The reader says he's not happy with the relationship in its current state. If the relationship is making him unhappy, and clearly talking to his bf hasn't helped, then I think it's time to start thinking about whether this guy and his changed behaviour are what he really wants. Unfortunately there are some people with thoughtless or unkind personalities, and in these situations it's naive to hope that they will change or to make excuses for them. I hope the reader's boyfriend isn't one of them, but from his description, I'd say it doesn't sound promising.

Was Once said...

The Voice of Reason has a point, plus one is judged by the company one keeps. It is a good sign that he is becoming more aware of it, since the whole relationship is being examined. The writer may have to be the "better half" and leave him for his own sake, loving himself more and feeling the pain of others abused by the BF.

Anonymous said...

Hello - this reply mirrored what first came to mind for me, too. I recently heard an acquaintance describe how he's unwittingly been attracted to narcissists (falling prey to their charisma). He described how difficult it was for him to see that he was competing with them and attempting to simultaneously connect with them, one-up them and win their approval. I wonder if the same might be true of the poster's boyfriend.

So my points are 1) being entranced by narcissists (when one is at heart a nice person) can look indistinguishable from being a narcissist; and, 2) the ways that being in the midst of narcissists can change you -- and how that can reset one's perception of what "normal" is in terms of how badly one can cavalierly treat people -- seems to be really elusive to recognize while it's happening. It seems to be a quite insidious type of blind spot, the awareness of how corrosive it is.

My advice to the poster would be to try to be as consistent as he can in his own behavior, by expressing love and affection while still also picking his battles and selectively confronting his boyfriend.

I'm not sure if this couple lives together yet. If so, my personal bias is that if one sees a behavior that feels intolerable (but leaves you ambivalent, due to the offsetting good behavior) is to make a plan to move out and leave, while continuing to see the person. I did that with a partner, and it was only after I moved out that he grasped that his behavior issues were serious to me.

I can very much identify with the poster saying his initial complaints produced only about 15% improvement, though!

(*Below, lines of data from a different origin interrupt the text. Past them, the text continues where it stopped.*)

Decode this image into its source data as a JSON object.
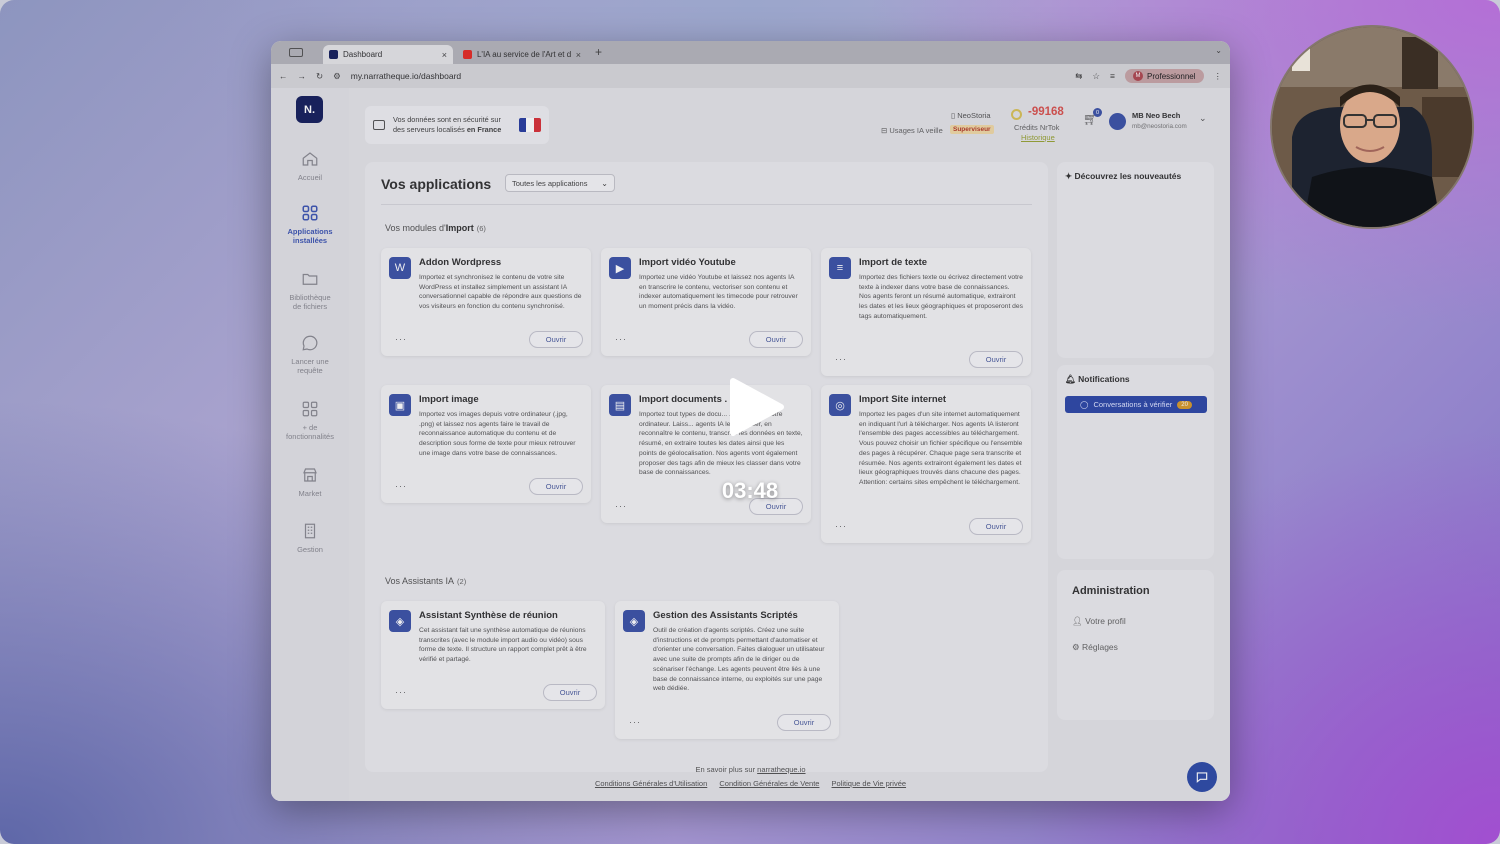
{
  "browser": {
    "tabs": [
      {
        "label": "Dashboard"
      },
      {
        "label": "L'IA au service de l'Art et de"
      }
    ],
    "url": "my.narratheque.io/dashboard",
    "profile": "Professionnel",
    "profile_initial": "M"
  },
  "sidebar": {
    "logo": "N.",
    "items": [
      {
        "label": "Accueil",
        "icon": "home-icon",
        "active": false
      },
      {
        "label": "Applications installées",
        "icon": "apps-grid-icon",
        "active": true
      },
      {
        "label": "Bibliothèque de fichiers",
        "icon": "folder-icon",
        "active": false
      },
      {
        "label": "Lancer une requête",
        "icon": "chat-bubble-icon",
        "active": false
      },
      {
        "label": "+ de fonctionnalités",
        "icon": "more-features-icon",
        "active": false
      },
      {
        "label": "Market",
        "icon": "market-icon",
        "active": false
      },
      {
        "label": "Gestion",
        "icon": "building-icon",
        "active": false
      }
    ]
  },
  "banner": {
    "text": "Vos données sont en sécurité sur des serveurs localisés",
    "text_bold": "en France"
  },
  "header": {
    "org": "NeoStoria",
    "usage": "Usages IA veille",
    "role_badge": "Superviseur",
    "credits_value": "-99168",
    "credits_label": "Crédits NrTok",
    "history_link": "Historique",
    "cart_badge": "0",
    "user_name": "MB Neo Bech",
    "user_email": "mb@neostoria.com"
  },
  "main": {
    "title": "Vos applications",
    "filter_value": "Toutes les applications",
    "import_section": {
      "prefix": "Vos modules d'",
      "bold": "Import",
      "count": "(6)"
    },
    "assistant_section": {
      "label": "Vos Assistants IA",
      "count": "(2)"
    },
    "open_label": "Ouvrir",
    "import_cards": [
      {
        "title": "Addon Wordpress",
        "icon": "wordpress-icon",
        "desc": "Importez et synchronisez le contenu de votre site WordPress et installez simplement un assistant IA conversationnel capable de répondre aux questions de vos visiteurs en fonction du contenu synchronisé."
      },
      {
        "title": "Import vidéo Youtube",
        "icon": "youtube-icon",
        "desc": "Importez une vidéo Youtube et laissez nos agents IA en transcrire le contenu, vectoriser son contenu et indexer automatiquement les timecode pour retrouver un moment précis dans la vidéo."
      },
      {
        "title": "Import de texte",
        "icon": "text-doc-icon",
        "desc": "Importez des fichiers texte ou écrivez directement votre texte à indexer dans votre base de connaissances. Nos agents feront un résumé automatique, extrairont les dates et les lieux géographiques et proposeront des tags automatiquement."
      },
      {
        "title": "Import image",
        "icon": "image-icon",
        "desc": "Importez vos images depuis votre ordinateur (.jpg, .png) et laissez nos agents faire le travail de reconnaissance automatique du contenu et de description sous forme de texte pour mieux retrouver une image dans votre base de connaissances."
      },
      {
        "title": "Import documents .",
        "icon": "document-icon",
        "desc": "Importez tout types de docu... .PDF depuis votre ordinateur. Laiss... agents IA les analyser, en reconnaître le contenu, transcrire les données en texte, résumé, en extraire toutes les dates ainsi que les points de géolocalisation. Nos agents vont également proposer des tags afin de mieux les classer dans votre base de connaissances."
      },
      {
        "title": "Import Site internet",
        "icon": "globe-icon",
        "desc": "Importez les pages d'un site internet automatiquement en indiquant l'url à télécharger. Nos agents IA listeront l'ensemble des pages accessibles au téléchargement. Vous pouvez choisir un fichier spécifique ou l'ensemble des pages à récupérer. Chaque page sera transcrite et résumée. Nos agents extrairont également les dates et lieux géographiques trouvés dans chacune des pages. Attention: certains sites empêchent le téléchargement."
      }
    ],
    "assistant_cards": [
      {
        "title": "Assistant Synthèse de réunion",
        "icon": "assistant-icon",
        "desc": "Cet assistant fait une synthèse automatique de réunions transcrites (avec le module import audio ou vidéo) sous forme de texte. Il structure un rapport complet prêt à être vérifié et partagé."
      },
      {
        "title": "Gestion des Assistants Scriptés",
        "icon": "script-icon",
        "desc": "Outil de création d'agents scriptés. Créez une suite d'instructions et de prompts permettant d'automatiser et d'orienter une conversation. Faites dialoguer un utilisateur avec une suite de prompts afin de le diriger ou de scénariser l'échange. Les agents peuvent être liés à une base de connaissance interne, ou exploités sur une page web dédiée."
      }
    ]
  },
  "right": {
    "news_title": "Découvrez les nouveautés",
    "notifications_title": "Notifications",
    "conversations_btn": "Conversations à vérifier",
    "conversations_badge": "20",
    "admin_title": "Administration",
    "admin_items": [
      "Votre profil",
      "Réglages"
    ]
  },
  "footer": {
    "learn_more": "En savoir plus sur",
    "learn_more_link": "narratheque.io",
    "links": [
      "Conditions Générales d'Utilisation",
      "Condition Générales de Vente",
      "Politique de Vie privée"
    ]
  },
  "video": {
    "timestamp": "03:48"
  },
  "colors": {
    "accent": "#3d54a8",
    "logo_bg": "#17215e",
    "credits_negative": "#d9534f",
    "badge_orange": "#d79b2d"
  }
}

My boyfriend and I got into couples therapy while we lived apart, and eventually moved back in together. His behavior is better, and I still love his good points, but I'd say that instead of 15% improvement in the bad behavior, I now live with something like 40% to 60% improvement, given his bad and good days. The things I don't like seem to be pretty tied in to his undetlying personality (his mother has volunteered that some of his bad traits were evident practically from the womb, and worried her then!), but the improvement I've gotten makes it mostly tolerable.

Nobody's perfect, and you take the good with the bad. But, again, my bias is to push for changes sooner rather than later, to find out how much the person is capable of changing.

Anonymous said...

I concur with other previous commenters that the email writer's boyfriend sounds like having narcissistic personality disorder, which maybe was only latent before but found an opportunity to break out with his professional success.
If you watched Breaking Bad, think of Walter White's character parable as a fictional - and admittedly extreme, but clear to understand - representation of narcissism breaking out.
I am sad to say that the email writer would be advised to end the relationship before he suffers psychological damage, unless the boyfriend commits to doing psychotherapy. In that case, maybe there is hope for the boyfriend and for this couple.
I write this wishing the email writer the best of luck, having personal experience of the terrible psychological trauma that a relationship with a charming narcissist can inflict on you over the long term.
And yes, narcissism has painful insecurity at its root, so narcissists, too, deserve compassion, but unfortunately this reality does not make them any less dangerous.